[RECORDS SHOWN Boundary: Start]

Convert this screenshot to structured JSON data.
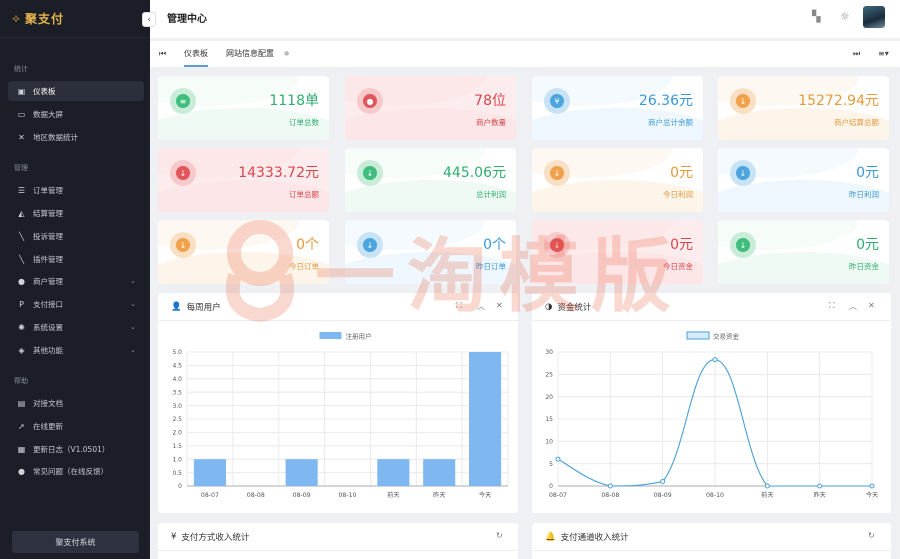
{
  "app": {
    "name": "聚支付"
  },
  "sidebar": {
    "sections": [
      "统计",
      "管理",
      "帮助"
    ],
    "items": [
      {
        "label": "仪表板",
        "icon": "dashboard-icon",
        "glyph": "▣"
      },
      {
        "label": "数据大屏",
        "icon": "screen-icon",
        "glyph": "▭"
      },
      {
        "label": "地区数据统计",
        "icon": "tools-icon",
        "glyph": "✕"
      },
      {
        "label": "订单管理",
        "icon": "list-icon",
        "glyph": "☰"
      },
      {
        "label": "结算管理",
        "icon": "settle-icon",
        "glyph": "◭"
      },
      {
        "label": "投诉管理",
        "icon": "complaint-icon",
        "glyph": "╲"
      },
      {
        "label": "插件管理",
        "icon": "plugin-icon",
        "glyph": "╲"
      },
      {
        "label": "商户管理",
        "icon": "user-icon",
        "glyph": "●"
      },
      {
        "label": "支付接口",
        "icon": "paypal-icon",
        "glyph": "P"
      },
      {
        "label": "系统设置",
        "icon": "gear-icon",
        "glyph": "✺"
      },
      {
        "label": "其他功能",
        "icon": "layers-icon",
        "glyph": "◈"
      },
      {
        "label": "对接文档",
        "icon": "book-icon",
        "glyph": "▤"
      },
      {
        "label": "在线更新",
        "icon": "rocket-icon",
        "glyph": "➚"
      },
      {
        "label": "更新日志（V1.0501）",
        "icon": "log-icon",
        "glyph": "▦"
      },
      {
        "label": "常见问题（在线反馈）",
        "icon": "feedback-icon",
        "glyph": "●"
      }
    ],
    "footer_button": "聚支付系统"
  },
  "header": {
    "title": "管理中心"
  },
  "tabs": [
    {
      "label": "仪表板"
    },
    {
      "label": "网站信息配置"
    }
  ],
  "stats": [
    {
      "value": "1118单",
      "label": "订单总数",
      "color": "green",
      "icon": "list-icon",
      "glyph": "≡"
    },
    {
      "value": "78位",
      "label": "商户数量",
      "color": "red",
      "icon": "user-icon",
      "glyph": "●"
    },
    {
      "value": "26.36元",
      "label": "商户总计余额",
      "color": "blue",
      "icon": "yen-icon",
      "glyph": "¥"
    },
    {
      "value": "15272.94元",
      "label": "商户结算总额",
      "color": "orange",
      "icon": "arrow-down-icon",
      "glyph": "↓"
    },
    {
      "value": "14333.72元",
      "label": "订单总额",
      "color": "red",
      "icon": "arrow-down-icon",
      "glyph": "↓"
    },
    {
      "value": "445.06元",
      "label": "总计利润",
      "color": "green",
      "icon": "arrow-down-icon",
      "glyph": "↓"
    },
    {
      "value": "0元",
      "label": "今日利润",
      "color": "orange",
      "icon": "arrow-down-icon",
      "glyph": "↓"
    },
    {
      "value": "0元",
      "label": "昨日利润",
      "color": "blue",
      "icon": "arrow-down-icon",
      "glyph": "↓"
    },
    {
      "value": "0个",
      "label": "今日订单",
      "color": "orange",
      "icon": "arrow-down-icon",
      "glyph": "↓"
    },
    {
      "value": "0个",
      "label": "昨日订单",
      "color": "blue",
      "icon": "arrow-down-icon",
      "glyph": "↓"
    },
    {
      "value": "0元",
      "label": "今日资金",
      "color": "red",
      "icon": "arrow-down-icon",
      "glyph": "↓"
    },
    {
      "value": "0元",
      "label": "昨日资金",
      "color": "green",
      "icon": "arrow-down-icon",
      "glyph": "↓"
    }
  ],
  "panels": {
    "users": {
      "title": "每周用户"
    },
    "funds": {
      "title": "资金统计"
    },
    "pay_method": {
      "title": "支付方式收入统计"
    },
    "pay_channel": {
      "title": "支付通道收入统计"
    }
  },
  "chart_data": [
    {
      "type": "bar",
      "categories": [
        "08-07",
        "08-08",
        "08-09",
        "08-10",
        "前天",
        "昨天",
        "今天"
      ],
      "series": [
        {
          "name": "注册用户",
          "values": [
            1,
            0,
            1,
            0,
            1,
            1,
            5
          ],
          "color": "#7fb8f0"
        }
      ],
      "ylim": [
        0,
        5
      ],
      "yticks": [
        "0",
        "0.5",
        "1.0",
        "1.5",
        "2.0",
        "2.5",
        "3.0",
        "3.5",
        "4.0",
        "4.5",
        "5.0"
      ],
      "legend": "top-center",
      "grid": true
    },
    {
      "type": "line",
      "categories": [
        "08-07",
        "08-08",
        "08-09",
        "08-10",
        "前天",
        "昨天",
        "今天"
      ],
      "series": [
        {
          "name": "交易资金",
          "values": [
            6,
            0,
            1,
            28.3,
            0,
            0,
            0
          ],
          "color": "#4a9fd8"
        }
      ],
      "ylim": [
        0,
        30
      ],
      "yticks": [
        "0",
        "5",
        "10",
        "15",
        "20",
        "25",
        "30"
      ],
      "legend": "top-center",
      "grid": true
    }
  ],
  "watermark": {
    "text": "一淘模版"
  }
}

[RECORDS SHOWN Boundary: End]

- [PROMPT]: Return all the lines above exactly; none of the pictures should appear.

- [RESULT]:
Convert this screenshot to structured JSON data.
{
  "app": {
    "name": "聚支付"
  },
  "sidebar": {
    "sections": [
      "统计",
      "管理",
      "帮助"
    ],
    "items": [
      {
        "label": "仪表板",
        "icon": "dashboard-icon",
        "glyph": "▣"
      },
      {
        "label": "数据大屏",
        "icon": "screen-icon",
        "glyph": "▭"
      },
      {
        "label": "地区数据统计",
        "icon": "tools-icon",
        "glyph": "✕"
      },
      {
        "label": "订单管理",
        "icon": "list-icon",
        "glyph": "☰"
      },
      {
        "label": "结算管理",
        "icon": "settle-icon",
        "glyph": "◭"
      },
      {
        "label": "投诉管理",
        "icon": "complaint-icon",
        "glyph": "╲"
      },
      {
        "label": "插件管理",
        "icon": "plugin-icon",
        "glyph": "╲"
      },
      {
        "label": "商户管理",
        "icon": "user-icon",
        "glyph": "●"
      },
      {
        "label": "支付接口",
        "icon": "paypal-icon",
        "glyph": "P"
      },
      {
        "label": "系统设置",
        "icon": "gear-icon",
        "glyph": "✺"
      },
      {
        "label": "其他功能",
        "icon": "layers-icon",
        "glyph": "◈"
      },
      {
        "label": "对接文档",
        "icon": "book-icon",
        "glyph": "▤"
      },
      {
        "label": "在线更新",
        "icon": "rocket-icon",
        "glyph": "➚"
      },
      {
        "label": "更新日志（V1.0501）",
        "icon": "log-icon",
        "glyph": "▦"
      },
      {
        "label": "常见问题（在线反馈）",
        "icon": "feedback-icon",
        "glyph": "●"
      }
    ],
    "footer_button": "聚支付系统"
  },
  "header": {
    "title": "管理中心"
  },
  "tabs": [
    {
      "label": "仪表板"
    },
    {
      "label": "网站信息配置"
    }
  ],
  "stats": [
    {
      "value": "1118单",
      "label": "订单总数",
      "color": "green",
      "icon": "list-icon",
      "glyph": "≡"
    },
    {
      "value": "78位",
      "label": "商户数量",
      "color": "red",
      "icon": "user-icon",
      "glyph": "●"
    },
    {
      "value": "26.36元",
      "label": "商户总计余额",
      "color": "blue",
      "icon": "yen-icon",
      "glyph": "¥"
    },
    {
      "value": "15272.94元",
      "label": "商户结算总额",
      "color": "orange",
      "icon": "arrow-down-icon",
      "glyph": "↓"
    },
    {
      "value": "14333.72元",
      "label": "订单总额",
      "color": "red",
      "icon": "arrow-down-icon",
      "glyph": "↓"
    },
    {
      "value": "445.06元",
      "label": "总计利润",
      "color": "green",
      "icon": "arrow-down-icon",
      "glyph": "↓"
    },
    {
      "value": "0元",
      "label": "今日利润",
      "color": "orange",
      "icon": "arrow-down-icon",
      "glyph": "↓"
    },
    {
      "value": "0元",
      "label": "昨日利润",
      "color": "blue",
      "icon": "arrow-down-icon",
      "glyph": "↓"
    },
    {
      "value": "0个",
      "label": "今日订单",
      "color": "orange",
      "icon": "arrow-down-icon",
      "glyph": "↓"
    },
    {
      "value": "0个",
      "label": "昨日订单",
      "color": "blue",
      "icon": "arrow-down-icon",
      "glyph": "↓"
    },
    {
      "value": "0元",
      "label": "今日资金",
      "color": "red",
      "icon": "arrow-down-icon",
      "glyph": "↓"
    },
    {
      "value": "0元",
      "label": "昨日资金",
      "color": "green",
      "icon": "arrow-down-icon",
      "glyph": "↓"
    }
  ],
  "panels": {
    "users": {
      "title": "每周用户"
    },
    "funds": {
      "title": "资金统计"
    },
    "pay_method": {
      "title": "支付方式收入统计"
    },
    "pay_channel": {
      "title": "支付通道收入统计"
    }
  },
  "chart_data": [
    {
      "type": "bar",
      "categories": [
        "08-07",
        "08-08",
        "08-09",
        "08-10",
        "前天",
        "昨天",
        "今天"
      ],
      "series": [
        {
          "name": "注册用户",
          "values": [
            1,
            0,
            1,
            0,
            1,
            1,
            5
          ],
          "color": "#7fb8f0"
        }
      ],
      "ylim": [
        0,
        5
      ],
      "yticks": [
        "0",
        "0.5",
        "1.0",
        "1.5",
        "2.0",
        "2.5",
        "3.0",
        "3.5",
        "4.0",
        "4.5",
        "5.0"
      ],
      "legend": "top-center",
      "grid": true
    },
    {
      "type": "line",
      "categories": [
        "08-07",
        "08-08",
        "08-09",
        "08-10",
        "前天",
        "昨天",
        "今天"
      ],
      "series": [
        {
          "name": "交易资金",
          "values": [
            6,
            0,
            1,
            28.3,
            0,
            0,
            0
          ],
          "color": "#4a9fd8"
        }
      ],
      "ylim": [
        0,
        30
      ],
      "yticks": [
        "0",
        "5",
        "10",
        "15",
        "20",
        "25",
        "30"
      ],
      "legend": "top-center",
      "grid": true
    }
  ],
  "watermark": {
    "text": "一淘模版"
  }
}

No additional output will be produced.